So much for throwing rocks, let alone dipping my toes in, I thought.

As we took in the view and headed back through the woods, we decided to just go to the Platte River State Park.

Good idea.

Surely with Platte River and Park in the same sentence, you'd be able to actually get on the river from the park. I should've taken in the "State" part and realized the name only meant that the park was in the same state as the river was.

We circled this park too and found animal petting barns, a large and well occupied swimming pool, a few family reunions and paddle boats. But no river. I wanted a river, not an amusement park or zoo. "Come to our park! We have ponies to ride!" I could just about hear. What is wrong with these people? This is a state park, not the state fair, I moaned.

Wisconsin does it right when it comes to water. You can actually drive up to a river, and get out of your car and walk just a few feet to its shores. No day pass for the river bank is needed either. And if you have your kids with you and they're not used to out backing it when you just want to look at some water, no worries! You won't have to take a half mile hike through rough woods to get to the river. The parks in Wisconsin are family friendly. You could even drive your car into the water if you wanted.

But, in Nebraska, they make it difficult to have a good time around or in water.

At this point, we gave up the river idea and decided to just sight see around the area. As we drove, Toby noticed a small and vacant parking lot in the park with a sign that read "Falls" with an arrow. "Whatever," I thought, still disgusted by the Platte River-less State Park we had driven a long ways to see. If they can talk about the Platte river like its some tangible amenity of this park when its not, don't even try to get me to believe there are "falls" in this flat country.

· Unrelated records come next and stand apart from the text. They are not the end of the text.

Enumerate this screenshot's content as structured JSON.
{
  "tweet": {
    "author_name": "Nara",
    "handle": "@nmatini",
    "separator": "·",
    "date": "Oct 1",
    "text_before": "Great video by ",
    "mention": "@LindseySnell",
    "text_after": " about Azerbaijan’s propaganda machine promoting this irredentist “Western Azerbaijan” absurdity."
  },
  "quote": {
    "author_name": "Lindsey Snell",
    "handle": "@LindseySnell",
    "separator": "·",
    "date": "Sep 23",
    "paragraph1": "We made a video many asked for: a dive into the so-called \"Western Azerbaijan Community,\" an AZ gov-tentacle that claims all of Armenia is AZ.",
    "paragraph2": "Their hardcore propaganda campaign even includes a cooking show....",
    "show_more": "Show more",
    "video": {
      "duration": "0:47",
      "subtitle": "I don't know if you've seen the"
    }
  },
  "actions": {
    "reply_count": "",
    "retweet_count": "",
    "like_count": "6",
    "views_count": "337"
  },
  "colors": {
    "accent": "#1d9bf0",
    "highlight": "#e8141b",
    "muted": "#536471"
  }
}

The kids were antsy, the baby was fussy and one of the kids had just puked all over herself. The van reeked so we decided to try for these "falls." We made a mad dash down the little foot trail that was in the direction of the arrow on the "falls" sign.

The trail circled through some pretty dense woods on our way. The kids ran ahead of us, behind us, collected sticks and tripped on tree roots jutting up on our trail. One of them ran into a tree. Falls or no falls, this was turning into a fun hike.

Teasing us along our way was a really muddy canal of branches, sticks and a trickle of water. I wondered out loud several times if that was the "falls" the sign referred to. Until we finally came upon the falls.

They were actual, real, live falls. It was a perfect little paradise. In Nebraska even. I couldn't believe it. We were welcomed by a little sitting area, observation "deck," and a cute arrangement of natural falls. The sound of falling water could be heard even before we saw them. The setting was ruggedly beautiful and there was just enough water for the kids to play in.

The water above the falls was so shallow, you were lucky to get the top of your feet wet when you walked through. I kept waiting for the water to stop; I thought for sure if we stayed long enough, we'd see the end of the water supply. "Okay kids, time to go! The water is done...." But it kept coming consistently. You could see the erosion around the flow of the water that indicated there had been much more water here at one time but now just a delicate stream trailed through the woods and crashed over the water worn rock and ledges. It was a simple beauty but very satisfying. And impressive.

We basked in the peaceful and cool setting all by ourselves. It was so quiet and serene. Definitely beat the Platte River, I decided.

So, the next time we're ready for some water time and nice drive in the country side, we have our own signature water park, hidden in the middle of large state river-less park.

Thursday, August 02, 2007

Kid Klips

Landon One Liners...

"Dad, does God have a Bible?"

"If Landon died, God could just make another one."

"Have a good later!"

The Way To A Man's Stomach
I had just given Landon some prune juice. After he gulped down a few swallows he came over to me. "Hey Mom, look in my stomach," Landon said as he opened his mouth wide, "See my prune juice?"

The Universal Headache"
I have a headache," Landon moaned from his car seat after church one Sunday. "Where's your headache, Landon?" I asked him. His response? "In my 'froat.' "